still be applicable. This means the presented set is more sort of an exclude rather than include
I started by trying a few obvious, visible changes. Like camera access. For each selected policy,
you have several options. You can implemented changes for the computer (all users) or for your user.
Some policies are only available for one or the other, some for both. You get detailed explanations on
what each policy does. Moreover, in some cases, you will note a non-intuitive Enabled option to
block/stop/disable certain functionality, and in others, the other way around. Some of the policies are
kind of double-negative options, like do not allow whatever, which means you need to enable it to
prevent something from running.
Semantic Policy, Details, Element Inspector

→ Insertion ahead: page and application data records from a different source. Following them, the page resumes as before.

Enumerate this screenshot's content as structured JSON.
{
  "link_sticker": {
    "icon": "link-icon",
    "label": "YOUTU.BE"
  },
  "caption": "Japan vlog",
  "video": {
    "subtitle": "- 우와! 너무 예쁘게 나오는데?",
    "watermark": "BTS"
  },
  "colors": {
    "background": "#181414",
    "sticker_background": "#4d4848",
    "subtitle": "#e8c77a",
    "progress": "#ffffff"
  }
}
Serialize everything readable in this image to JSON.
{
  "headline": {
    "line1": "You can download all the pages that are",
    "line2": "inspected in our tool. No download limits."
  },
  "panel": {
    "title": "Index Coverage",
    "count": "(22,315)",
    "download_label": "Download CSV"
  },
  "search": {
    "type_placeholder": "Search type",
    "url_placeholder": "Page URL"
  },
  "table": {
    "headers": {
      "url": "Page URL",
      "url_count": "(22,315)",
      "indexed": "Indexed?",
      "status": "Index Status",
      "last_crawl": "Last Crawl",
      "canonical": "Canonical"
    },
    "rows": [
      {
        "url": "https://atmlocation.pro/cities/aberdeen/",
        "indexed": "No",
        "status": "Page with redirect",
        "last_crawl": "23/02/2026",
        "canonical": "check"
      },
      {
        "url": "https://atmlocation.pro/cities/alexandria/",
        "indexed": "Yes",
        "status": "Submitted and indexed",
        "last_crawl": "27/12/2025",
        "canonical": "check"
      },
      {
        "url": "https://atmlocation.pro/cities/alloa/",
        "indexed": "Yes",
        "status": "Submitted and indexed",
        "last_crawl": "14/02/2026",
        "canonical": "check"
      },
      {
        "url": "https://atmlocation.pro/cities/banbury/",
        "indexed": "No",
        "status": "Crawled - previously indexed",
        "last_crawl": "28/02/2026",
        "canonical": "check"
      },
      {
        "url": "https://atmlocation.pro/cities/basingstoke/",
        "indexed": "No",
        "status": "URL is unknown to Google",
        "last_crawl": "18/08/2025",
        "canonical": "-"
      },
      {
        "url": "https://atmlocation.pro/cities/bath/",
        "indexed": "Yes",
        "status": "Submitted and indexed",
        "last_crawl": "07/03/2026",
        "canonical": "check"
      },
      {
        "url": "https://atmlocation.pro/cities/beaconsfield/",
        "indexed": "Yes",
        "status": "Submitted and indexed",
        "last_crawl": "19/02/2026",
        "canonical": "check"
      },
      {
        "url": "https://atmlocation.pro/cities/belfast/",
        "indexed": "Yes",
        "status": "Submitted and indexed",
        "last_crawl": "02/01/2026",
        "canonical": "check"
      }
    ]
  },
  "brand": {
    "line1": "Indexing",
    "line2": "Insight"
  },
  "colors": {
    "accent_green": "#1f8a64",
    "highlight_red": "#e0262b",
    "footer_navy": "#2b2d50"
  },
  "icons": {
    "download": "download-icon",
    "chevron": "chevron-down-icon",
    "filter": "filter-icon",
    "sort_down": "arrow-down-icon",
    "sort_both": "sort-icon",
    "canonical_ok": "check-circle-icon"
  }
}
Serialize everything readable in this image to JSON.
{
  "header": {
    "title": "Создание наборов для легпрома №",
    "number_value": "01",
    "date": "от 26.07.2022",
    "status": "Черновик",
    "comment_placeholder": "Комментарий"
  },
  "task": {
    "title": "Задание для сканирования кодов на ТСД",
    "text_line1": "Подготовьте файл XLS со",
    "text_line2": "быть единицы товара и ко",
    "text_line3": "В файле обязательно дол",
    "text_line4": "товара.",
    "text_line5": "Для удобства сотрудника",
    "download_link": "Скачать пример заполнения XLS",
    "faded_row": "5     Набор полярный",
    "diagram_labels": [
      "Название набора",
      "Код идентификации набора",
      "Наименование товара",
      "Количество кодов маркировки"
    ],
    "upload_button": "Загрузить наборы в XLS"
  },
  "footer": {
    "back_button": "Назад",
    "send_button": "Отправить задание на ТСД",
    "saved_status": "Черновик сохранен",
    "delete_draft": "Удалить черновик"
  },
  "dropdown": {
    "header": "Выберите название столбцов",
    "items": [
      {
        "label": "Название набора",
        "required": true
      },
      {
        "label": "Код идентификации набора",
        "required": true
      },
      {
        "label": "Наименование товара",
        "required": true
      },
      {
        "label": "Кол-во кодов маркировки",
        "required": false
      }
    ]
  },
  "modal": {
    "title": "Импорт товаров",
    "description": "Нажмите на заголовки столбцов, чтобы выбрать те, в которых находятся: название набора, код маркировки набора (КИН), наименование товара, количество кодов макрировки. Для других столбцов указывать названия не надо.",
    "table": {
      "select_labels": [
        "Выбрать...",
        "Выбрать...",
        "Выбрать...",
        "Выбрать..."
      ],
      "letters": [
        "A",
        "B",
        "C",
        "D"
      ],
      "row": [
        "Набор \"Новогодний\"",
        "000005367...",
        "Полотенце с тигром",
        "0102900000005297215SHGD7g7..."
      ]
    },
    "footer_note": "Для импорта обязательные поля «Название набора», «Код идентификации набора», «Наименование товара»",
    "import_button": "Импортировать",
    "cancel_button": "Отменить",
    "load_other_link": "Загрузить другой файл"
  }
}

If you want to learn even more about the particular policy, you can right-click. There are several
options here, all extremely useful. You can check the
Semantic Policy Fragment, i.e. how the system interprets the particular
settings (and then you can script this if you need to). You can also get policy details – again, useful
for scripting. Finally, the
Element Inspector will show you the detailed breakdown of registry paths,
keys and values that are affected by the particular policy, so you know exactly what’s happening behind
Policy Plus contains only a subset of available administrative templates. You can import more. You
download and install
these, or do it through the tool’s menu. Now, this will effectively import all administrative templates
from around Windows 2000 onwards. This is good if you need to administer multiple systems running
different editions of Windows, but it will create an unnecessary clutter otherwise. I tested this in
Windows 10, and then had to sift through hundreds of policies that were only applicable to XP or
Windows Vista or alike. There’s really no reason to do this unless you truly need to. Just keep
whatever’s available by default, as that’s the smallest subset that will actually result in actual,
meaningful functionality changes on your system. If you do use all these templates, search and
filtering can help.
Don’t forget to save!
Once you’re done, you
must save the changes via the file menu. Otherwise, policy changes won’t
be written and you won’t see any difference in the system behavior. Let the tool write the changes and
then you can test what gives. BTW, should I remind you that having system
images is always useful before doing something like this?
Policy Plus works as advertised. The camera example from earlier is a good example. With the new
policy in place with forced deny, the user no longer has the option to turn the camera on/off. I tried
some other random settings, and again, you get the expected results.
No magical solutions
One thing that you need to remember – Policy Plus is NOT a replacement for buying the “higher”
editions of Windows. For instance, on Windows 10 Home, there was no option to stop telemetry or Windows
Updates. Certain features are just not there, and having a UI does not change that. Policy Plus can
only do what the system can do, with a nicer frontend and more safety than rummaging through the
registry. This is definitely not a short way of having enterprise functionality. It does not work that
Most of these options only apply to Windows XP through 8.
And some of these settings only work in Pro and above.
Policy Plus is an excellent administrative tool for advanced Windows users. It makes most sense for
those running Home editions of their operating system. There are some rather cool features in
Policy plus, like the ability to inspect each option in detail, powerful filtering, and the extra
templates. The usage isn’t trivial though, and you need to be careful, but overall, it works reliably
You should also be aware that Policy Plus does not replace missing functionality. It will not render
Windows Home into an omnipotent enterprise player. It’s all about exposing the registry in a more
convenient way and replicating the work across multiple machines – that’s its true strength. For
ordinary work, well this is an overkill. My testing with Windows 10 Home shows that you can implement
most of what you need through the settings plus some extra tweaks of various services. But when
you need a little bit of extra admin rigor, this program can be quite useful. It’s definitely a keeper.